How to Calculate the Area of a Regular Polygon

Related Book

Geometry For Dummies, 2nd Edition

By Mark Ryan

A regular polygon is equilateral (it has equal sides) and equiangular (it has equal angles). To find the area of a regular polygon, you use an apothem — a segment that joins the polygon’s center to the midpoint of any side and that is perpendicular to that side (segment HM in the following figure is an apothem).


You use the following formula to find the area of a regular polygon:


So what’s the area of the hexagon shown above?

You need the perimeter, and to get that you need to use the fact that triangle OMH is a triangle (you deduce that by noticing that angle OHG makes up a sixth of the way around point H and is thus a sixth of 360 degrees, or 60 degrees; and then that angle OHM is half of that, or 30 degrees).

In a triangle, the long leg is times as long as the short leg, so that gives a length of 10. is twice that, or 20, and thus the perimeter is six times that or 120. Now just plug everything into the area formula:

You’re done.

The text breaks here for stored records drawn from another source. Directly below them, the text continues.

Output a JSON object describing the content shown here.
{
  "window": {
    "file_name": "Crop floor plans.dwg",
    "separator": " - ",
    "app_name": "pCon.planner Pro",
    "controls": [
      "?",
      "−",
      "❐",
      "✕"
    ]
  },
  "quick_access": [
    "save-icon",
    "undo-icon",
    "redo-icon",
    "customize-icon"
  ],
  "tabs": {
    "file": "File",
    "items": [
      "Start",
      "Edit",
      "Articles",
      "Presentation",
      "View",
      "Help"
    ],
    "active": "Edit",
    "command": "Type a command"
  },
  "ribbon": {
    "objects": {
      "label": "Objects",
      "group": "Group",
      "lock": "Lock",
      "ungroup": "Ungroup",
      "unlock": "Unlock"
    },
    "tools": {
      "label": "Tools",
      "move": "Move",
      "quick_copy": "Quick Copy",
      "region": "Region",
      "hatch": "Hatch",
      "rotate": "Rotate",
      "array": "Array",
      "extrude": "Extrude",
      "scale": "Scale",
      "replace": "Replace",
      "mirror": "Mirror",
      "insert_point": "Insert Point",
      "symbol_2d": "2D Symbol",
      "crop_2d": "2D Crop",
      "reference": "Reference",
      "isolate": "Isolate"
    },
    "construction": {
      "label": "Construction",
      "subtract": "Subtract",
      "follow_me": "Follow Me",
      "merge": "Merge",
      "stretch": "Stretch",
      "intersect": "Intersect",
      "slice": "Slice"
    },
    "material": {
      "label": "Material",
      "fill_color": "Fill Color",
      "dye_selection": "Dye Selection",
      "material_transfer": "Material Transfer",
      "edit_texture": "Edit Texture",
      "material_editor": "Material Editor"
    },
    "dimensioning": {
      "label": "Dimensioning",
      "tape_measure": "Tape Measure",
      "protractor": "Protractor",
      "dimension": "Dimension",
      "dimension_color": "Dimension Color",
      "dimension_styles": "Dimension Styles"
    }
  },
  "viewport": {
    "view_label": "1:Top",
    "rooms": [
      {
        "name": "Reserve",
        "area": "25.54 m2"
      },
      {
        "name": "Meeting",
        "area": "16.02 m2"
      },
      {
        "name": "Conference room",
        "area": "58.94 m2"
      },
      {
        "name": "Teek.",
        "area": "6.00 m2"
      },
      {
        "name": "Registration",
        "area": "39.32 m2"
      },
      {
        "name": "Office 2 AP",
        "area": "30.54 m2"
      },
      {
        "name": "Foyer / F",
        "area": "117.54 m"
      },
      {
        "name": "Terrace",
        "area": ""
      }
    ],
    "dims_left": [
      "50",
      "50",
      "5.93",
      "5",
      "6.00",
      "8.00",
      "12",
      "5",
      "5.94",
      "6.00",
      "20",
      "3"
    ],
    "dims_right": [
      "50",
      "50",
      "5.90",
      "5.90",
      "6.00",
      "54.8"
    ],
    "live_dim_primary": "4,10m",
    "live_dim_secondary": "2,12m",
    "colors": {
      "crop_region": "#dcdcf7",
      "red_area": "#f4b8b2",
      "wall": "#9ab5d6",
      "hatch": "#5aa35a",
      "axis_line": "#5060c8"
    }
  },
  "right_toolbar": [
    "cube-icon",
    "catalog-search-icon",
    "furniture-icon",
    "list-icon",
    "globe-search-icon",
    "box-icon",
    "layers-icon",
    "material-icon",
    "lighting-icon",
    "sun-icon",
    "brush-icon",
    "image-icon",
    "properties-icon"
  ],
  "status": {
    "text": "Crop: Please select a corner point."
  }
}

You could use this regular polygon formula to figure the area of an equilateral triangle (which is the regular polygon with the fewest possible number of sides), but there are two other ways that are much easier. First, you can get the area of an equilateral triangle by just noting that it’s made up of two triangles. You can see how this works with triangle OHG in the figure above. Second, the equilateral triangle has its own area formula so that’s a really easy way to go assuming you’ve got some available space on your gray matter hard drive:

Area of an equilateral triangle: Here’s the formula.